Problem description:
For any picture in the lines below, please leave it out and copy the rest exactly.

Data:
○ ○ ○ ○ ○ ○ ○

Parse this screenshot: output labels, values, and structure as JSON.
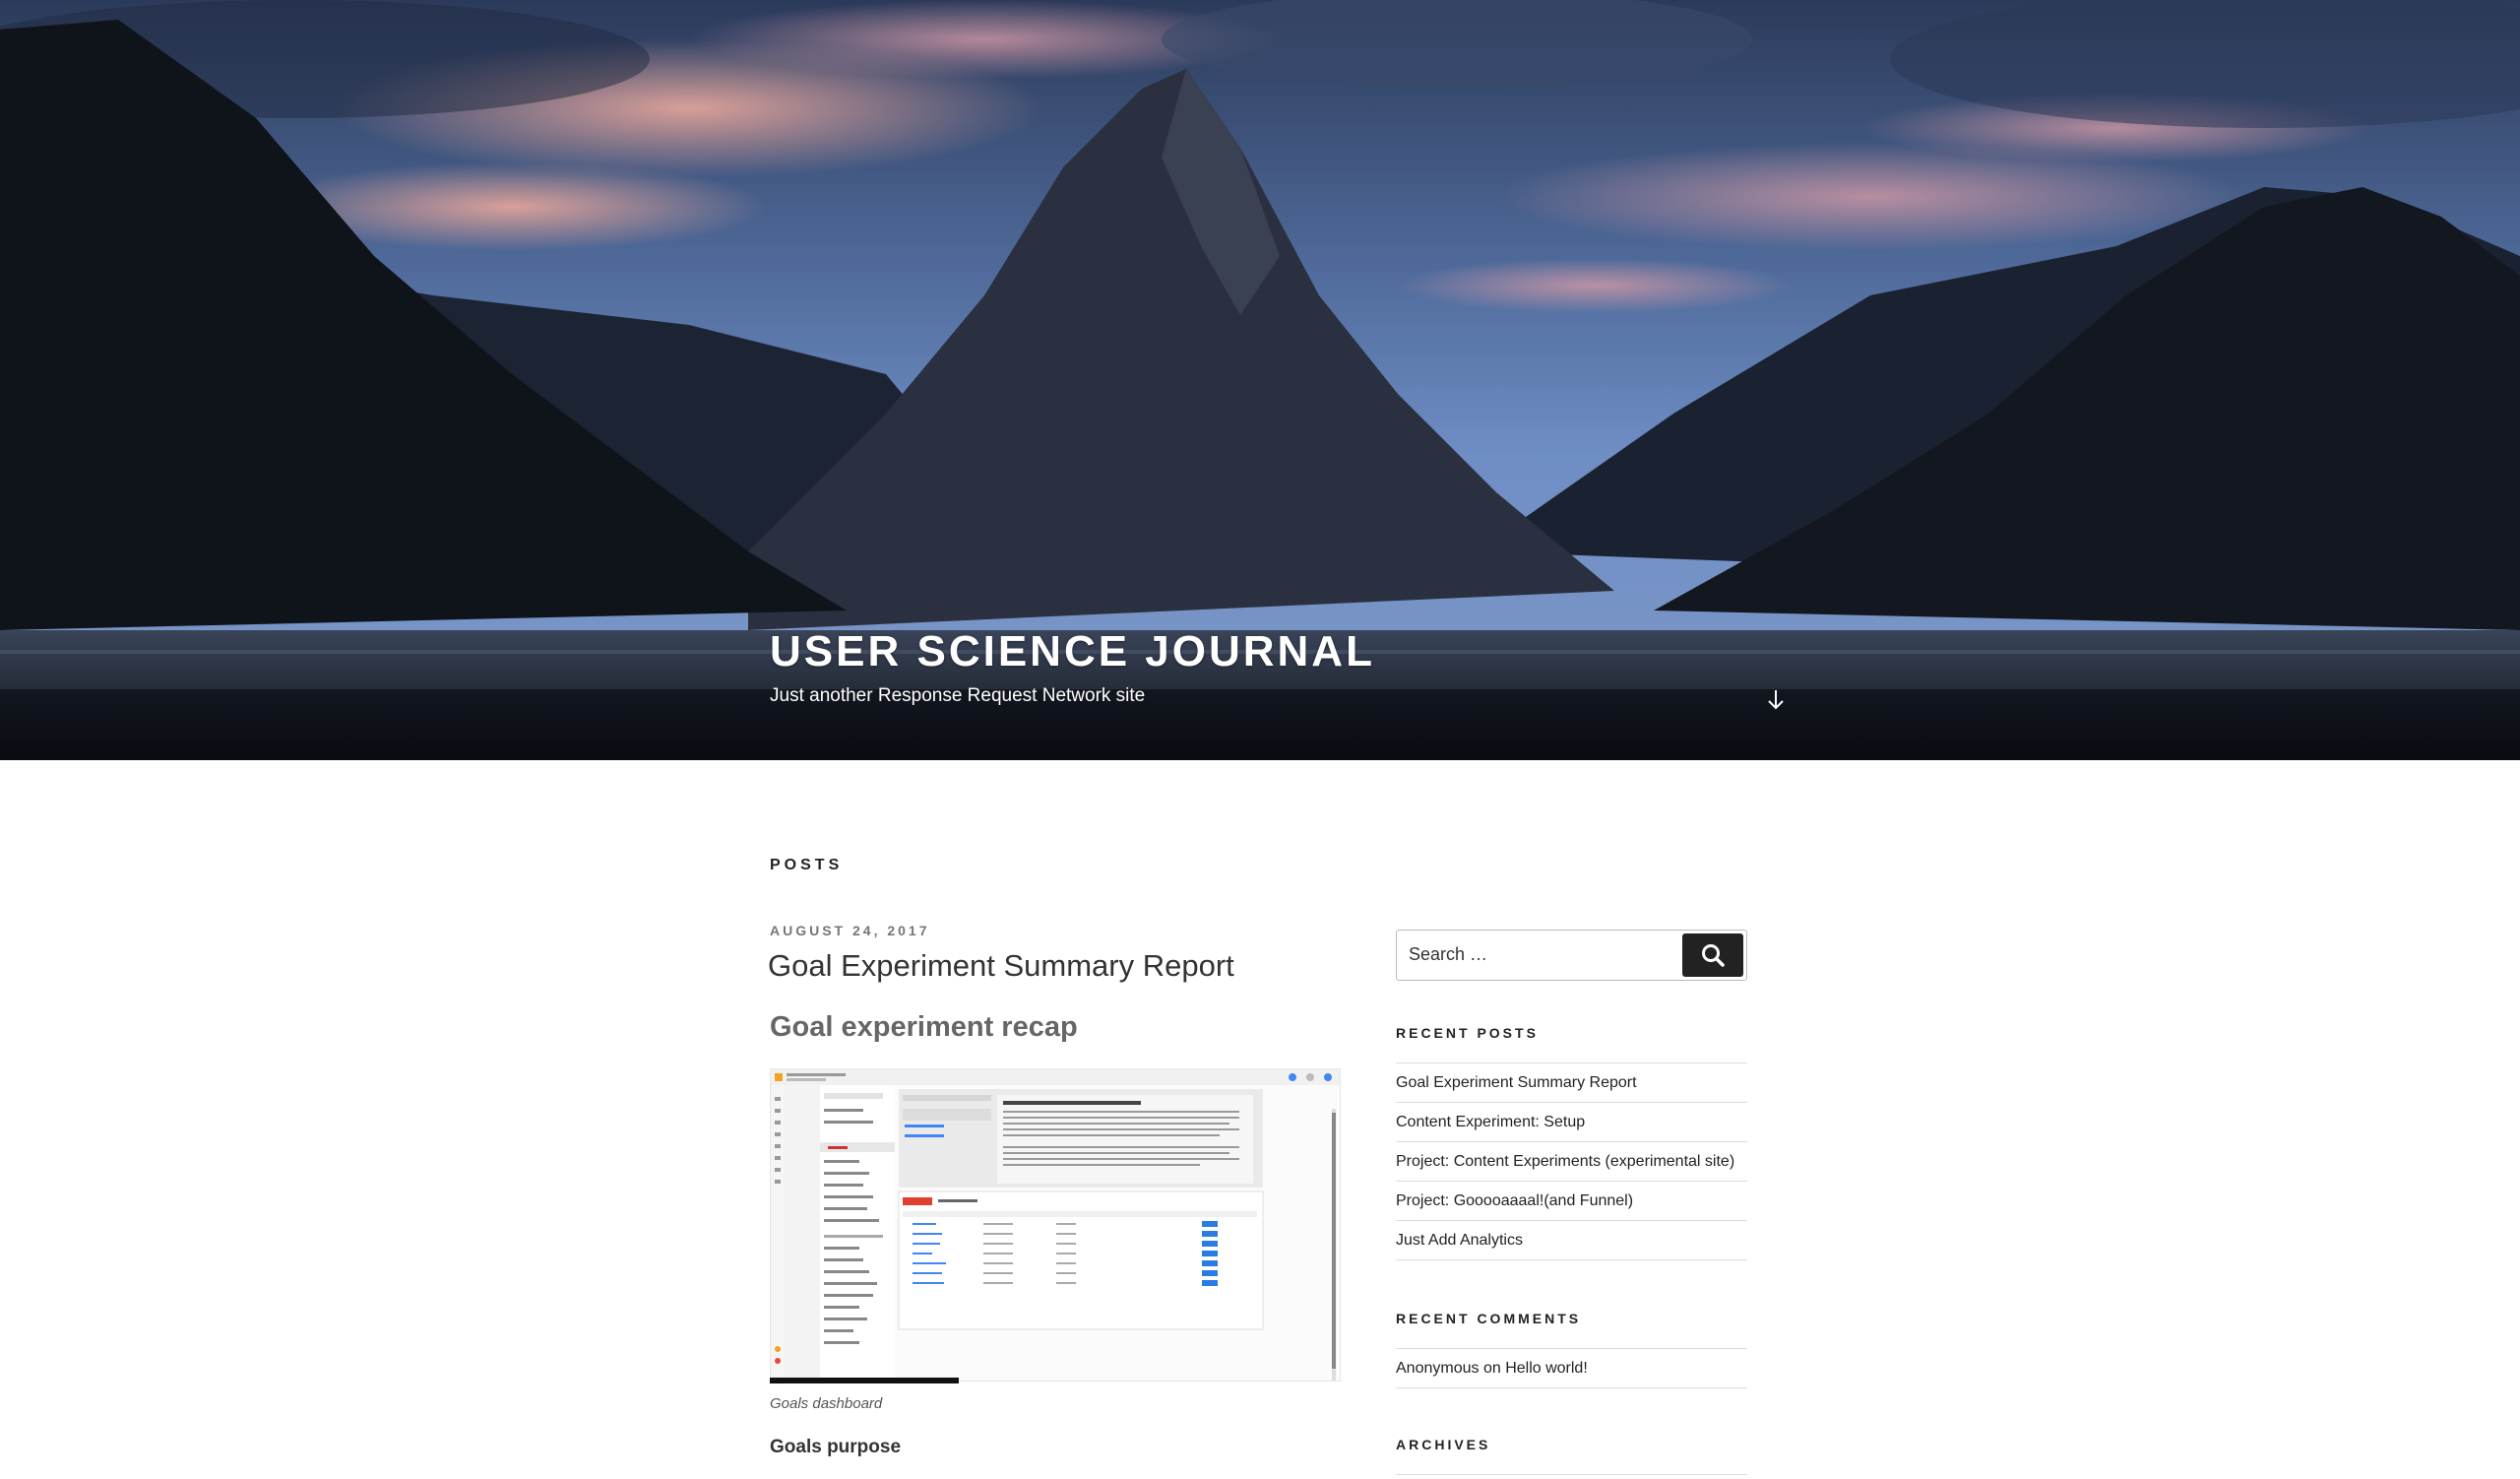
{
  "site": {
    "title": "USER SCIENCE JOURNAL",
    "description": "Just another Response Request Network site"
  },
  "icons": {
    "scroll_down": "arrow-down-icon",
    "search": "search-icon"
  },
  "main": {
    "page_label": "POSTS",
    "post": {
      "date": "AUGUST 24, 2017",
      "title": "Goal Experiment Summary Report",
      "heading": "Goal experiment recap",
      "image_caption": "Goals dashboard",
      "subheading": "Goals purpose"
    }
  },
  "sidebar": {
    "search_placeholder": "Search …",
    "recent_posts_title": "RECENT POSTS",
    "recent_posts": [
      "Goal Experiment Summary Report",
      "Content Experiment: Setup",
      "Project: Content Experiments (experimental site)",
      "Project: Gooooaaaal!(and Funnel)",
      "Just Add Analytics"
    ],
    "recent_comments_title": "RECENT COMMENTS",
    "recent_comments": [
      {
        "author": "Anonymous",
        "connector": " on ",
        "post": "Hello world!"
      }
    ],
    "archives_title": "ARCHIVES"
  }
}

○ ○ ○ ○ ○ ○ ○

Exercise answer:
Parse this screenshot: output labels, values, and structure as JSON.
{
  "site": {
    "title": "USER SCIENCE JOURNAL",
    "description": "Just another Response Request Network site"
  },
  "icons": {
    "scroll_down": "arrow-down-icon",
    "search": "search-icon"
  },
  "main": {
    "page_label": "POSTS",
    "post": {
      "date": "AUGUST 24, 2017",
      "title": "Goal Experiment Summary Report",
      "heading": "Goal experiment recap",
      "image_caption": "Goals dashboard",
      "subheading": "Goals purpose"
    }
  },
  "sidebar": {
    "search_placeholder": "Search …",
    "recent_posts_title": "RECENT POSTS",
    "recent_posts": [
      "Goal Experiment Summary Report",
      "Content Experiment: Setup",
      "Project: Content Experiments (experimental site)",
      "Project: Gooooaaaal!(and Funnel)",
      "Just Add Analytics"
    ],
    "recent_comments_title": "RECENT COMMENTS",
    "recent_comments": [
      {
        "author": "Anonymous",
        "connector": " on ",
        "post": "Hello world!"
      }
    ],
    "archives_title": "ARCHIVES"
  }
}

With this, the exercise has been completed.